Years before the Court ever dealt directly with the subject of pornography, it wrestled with the limits of the First Amendment. Everyone conceded that the amendment's primary purpose had been to protect political speech, but the boundaries of political speech were hard to identify. Tunis Wortman had suggested as much in 1800. In A Treatise Concerning Political Inquiry and the Freedom of the Press, he had argued that unless people were allowed to "reflect and communicate their sentiments upon every topic," progress in all areas of knowledge would be threatened.53 In 1948, the Court took this logic a step further in Winters v. New York, a case that involved the conviction of a man for distributing sensationalistic crime magazines. "The line between the informing and the entertaining is too elusive for the protection of that basic right," the Court argued. "What is one man's amusement teaches another's doctrine. Though we can see nothing of any possible value to society in these magazines, they are as much entitled to the protection of free speech as the best of literature."54
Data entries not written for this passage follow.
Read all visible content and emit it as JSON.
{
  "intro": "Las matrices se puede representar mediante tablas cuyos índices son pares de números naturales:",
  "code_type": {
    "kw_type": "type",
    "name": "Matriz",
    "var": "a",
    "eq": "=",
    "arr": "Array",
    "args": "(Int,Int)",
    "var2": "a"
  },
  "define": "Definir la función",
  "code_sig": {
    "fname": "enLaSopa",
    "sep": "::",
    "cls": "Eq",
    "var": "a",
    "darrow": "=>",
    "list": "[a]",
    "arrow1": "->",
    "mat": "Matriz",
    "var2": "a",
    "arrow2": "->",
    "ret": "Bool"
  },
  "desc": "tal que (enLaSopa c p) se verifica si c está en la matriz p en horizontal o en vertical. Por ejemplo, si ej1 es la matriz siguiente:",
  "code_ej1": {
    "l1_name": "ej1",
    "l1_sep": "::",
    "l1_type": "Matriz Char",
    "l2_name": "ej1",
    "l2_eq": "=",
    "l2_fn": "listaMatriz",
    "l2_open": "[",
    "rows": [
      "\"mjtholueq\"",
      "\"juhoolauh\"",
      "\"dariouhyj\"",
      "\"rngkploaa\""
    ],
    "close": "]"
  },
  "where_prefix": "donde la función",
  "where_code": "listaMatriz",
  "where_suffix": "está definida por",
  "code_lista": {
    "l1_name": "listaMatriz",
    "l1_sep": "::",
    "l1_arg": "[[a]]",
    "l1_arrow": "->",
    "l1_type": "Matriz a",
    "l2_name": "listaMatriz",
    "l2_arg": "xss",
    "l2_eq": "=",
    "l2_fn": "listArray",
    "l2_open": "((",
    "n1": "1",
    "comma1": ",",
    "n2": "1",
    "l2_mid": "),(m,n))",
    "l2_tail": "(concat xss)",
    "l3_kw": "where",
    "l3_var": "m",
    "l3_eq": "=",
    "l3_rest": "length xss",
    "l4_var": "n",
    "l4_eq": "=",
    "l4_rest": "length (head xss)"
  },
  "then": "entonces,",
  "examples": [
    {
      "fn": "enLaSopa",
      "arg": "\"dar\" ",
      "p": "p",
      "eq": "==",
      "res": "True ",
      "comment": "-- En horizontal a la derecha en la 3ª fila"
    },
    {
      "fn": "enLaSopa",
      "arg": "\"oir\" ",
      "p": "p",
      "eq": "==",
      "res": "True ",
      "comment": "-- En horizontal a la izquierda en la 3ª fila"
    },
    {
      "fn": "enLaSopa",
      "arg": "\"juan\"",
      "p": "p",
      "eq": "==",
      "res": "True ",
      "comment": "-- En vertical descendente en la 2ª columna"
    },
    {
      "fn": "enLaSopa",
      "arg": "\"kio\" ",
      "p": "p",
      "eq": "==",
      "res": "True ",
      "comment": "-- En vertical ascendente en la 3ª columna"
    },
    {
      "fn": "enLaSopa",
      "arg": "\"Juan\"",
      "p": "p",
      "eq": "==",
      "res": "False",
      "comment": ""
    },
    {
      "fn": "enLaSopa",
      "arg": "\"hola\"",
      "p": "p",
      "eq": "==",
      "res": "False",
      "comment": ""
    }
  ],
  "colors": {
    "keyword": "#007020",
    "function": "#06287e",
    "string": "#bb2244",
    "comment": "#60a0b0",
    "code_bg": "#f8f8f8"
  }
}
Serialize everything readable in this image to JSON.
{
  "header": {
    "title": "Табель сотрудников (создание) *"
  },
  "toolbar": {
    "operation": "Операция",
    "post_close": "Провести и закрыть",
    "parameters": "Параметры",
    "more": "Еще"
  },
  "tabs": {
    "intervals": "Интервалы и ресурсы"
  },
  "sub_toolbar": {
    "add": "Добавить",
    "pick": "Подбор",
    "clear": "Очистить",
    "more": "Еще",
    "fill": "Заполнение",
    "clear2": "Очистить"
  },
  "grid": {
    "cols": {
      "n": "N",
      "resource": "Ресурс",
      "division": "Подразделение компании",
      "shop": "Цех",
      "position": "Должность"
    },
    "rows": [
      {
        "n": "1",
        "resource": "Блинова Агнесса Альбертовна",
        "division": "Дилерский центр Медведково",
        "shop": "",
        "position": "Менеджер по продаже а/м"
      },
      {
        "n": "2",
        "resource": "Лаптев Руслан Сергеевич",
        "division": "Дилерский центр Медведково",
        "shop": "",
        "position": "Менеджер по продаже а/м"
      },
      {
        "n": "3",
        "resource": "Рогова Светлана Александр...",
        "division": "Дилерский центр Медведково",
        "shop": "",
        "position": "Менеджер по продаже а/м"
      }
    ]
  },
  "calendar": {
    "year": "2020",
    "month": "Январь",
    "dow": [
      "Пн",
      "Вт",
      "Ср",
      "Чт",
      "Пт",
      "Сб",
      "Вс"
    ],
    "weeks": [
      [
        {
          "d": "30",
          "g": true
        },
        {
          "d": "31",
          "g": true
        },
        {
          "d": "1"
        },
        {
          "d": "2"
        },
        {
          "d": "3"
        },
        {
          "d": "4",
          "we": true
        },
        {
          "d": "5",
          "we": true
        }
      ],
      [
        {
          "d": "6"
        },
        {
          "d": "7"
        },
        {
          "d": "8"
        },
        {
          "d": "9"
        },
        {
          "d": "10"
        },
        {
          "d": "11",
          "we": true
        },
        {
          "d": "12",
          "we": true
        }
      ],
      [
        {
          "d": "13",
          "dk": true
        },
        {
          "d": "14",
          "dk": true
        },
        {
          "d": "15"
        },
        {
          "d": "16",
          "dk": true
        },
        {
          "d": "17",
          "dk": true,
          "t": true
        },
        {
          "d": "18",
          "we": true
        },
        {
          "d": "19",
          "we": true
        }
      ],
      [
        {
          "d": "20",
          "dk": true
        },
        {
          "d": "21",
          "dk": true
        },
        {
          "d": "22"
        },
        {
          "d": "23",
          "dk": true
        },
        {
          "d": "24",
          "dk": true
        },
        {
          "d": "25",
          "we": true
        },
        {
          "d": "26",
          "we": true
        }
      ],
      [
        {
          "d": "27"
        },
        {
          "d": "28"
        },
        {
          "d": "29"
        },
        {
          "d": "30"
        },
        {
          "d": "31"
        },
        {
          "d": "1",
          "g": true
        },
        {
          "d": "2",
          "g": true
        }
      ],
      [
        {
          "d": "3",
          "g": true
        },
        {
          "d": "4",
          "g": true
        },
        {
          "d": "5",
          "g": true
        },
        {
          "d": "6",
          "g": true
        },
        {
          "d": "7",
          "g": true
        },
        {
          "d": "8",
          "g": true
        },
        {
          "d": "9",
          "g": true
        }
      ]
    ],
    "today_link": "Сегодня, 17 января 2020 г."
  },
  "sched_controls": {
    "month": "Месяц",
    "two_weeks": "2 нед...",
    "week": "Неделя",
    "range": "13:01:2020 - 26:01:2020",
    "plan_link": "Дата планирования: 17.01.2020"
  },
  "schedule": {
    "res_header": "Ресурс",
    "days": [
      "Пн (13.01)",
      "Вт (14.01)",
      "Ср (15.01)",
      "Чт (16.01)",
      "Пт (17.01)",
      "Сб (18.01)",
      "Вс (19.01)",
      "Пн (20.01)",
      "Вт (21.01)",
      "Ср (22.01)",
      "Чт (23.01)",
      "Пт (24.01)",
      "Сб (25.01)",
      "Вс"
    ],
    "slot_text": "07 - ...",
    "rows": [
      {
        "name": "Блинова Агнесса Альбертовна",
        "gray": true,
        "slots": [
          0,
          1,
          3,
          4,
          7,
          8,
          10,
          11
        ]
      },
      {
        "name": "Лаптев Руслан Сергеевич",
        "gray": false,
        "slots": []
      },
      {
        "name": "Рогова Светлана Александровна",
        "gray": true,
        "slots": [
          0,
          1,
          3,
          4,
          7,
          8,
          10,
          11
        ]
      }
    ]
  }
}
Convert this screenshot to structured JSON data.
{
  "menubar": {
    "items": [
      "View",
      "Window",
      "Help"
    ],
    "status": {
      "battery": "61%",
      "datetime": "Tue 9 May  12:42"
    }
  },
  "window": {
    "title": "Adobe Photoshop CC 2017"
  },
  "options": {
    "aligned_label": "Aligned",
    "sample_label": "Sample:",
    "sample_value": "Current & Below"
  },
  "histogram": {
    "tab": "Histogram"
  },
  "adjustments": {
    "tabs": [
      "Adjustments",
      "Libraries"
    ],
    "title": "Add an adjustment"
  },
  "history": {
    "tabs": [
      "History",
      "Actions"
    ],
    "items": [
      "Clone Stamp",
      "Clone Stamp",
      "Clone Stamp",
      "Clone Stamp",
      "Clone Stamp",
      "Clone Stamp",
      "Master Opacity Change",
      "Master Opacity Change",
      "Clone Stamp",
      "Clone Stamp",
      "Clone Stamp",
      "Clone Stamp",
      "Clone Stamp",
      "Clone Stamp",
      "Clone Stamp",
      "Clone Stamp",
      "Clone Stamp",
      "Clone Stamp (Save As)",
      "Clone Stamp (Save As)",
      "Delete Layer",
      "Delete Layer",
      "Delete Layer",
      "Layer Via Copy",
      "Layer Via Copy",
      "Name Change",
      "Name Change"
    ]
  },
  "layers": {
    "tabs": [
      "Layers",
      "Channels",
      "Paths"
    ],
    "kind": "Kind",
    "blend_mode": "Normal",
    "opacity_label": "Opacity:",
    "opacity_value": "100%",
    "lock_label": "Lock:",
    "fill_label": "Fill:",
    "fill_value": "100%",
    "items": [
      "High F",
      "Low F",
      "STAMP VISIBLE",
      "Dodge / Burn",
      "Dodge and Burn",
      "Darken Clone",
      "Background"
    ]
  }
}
Thus, by 1950 the court had recognized that the First Amendment protected more than political speech narrowly defined. In addition, the court had acknowledged that there was no clear-cut line between the delivery of information and entertainment. It was ready to make the leap to pornography.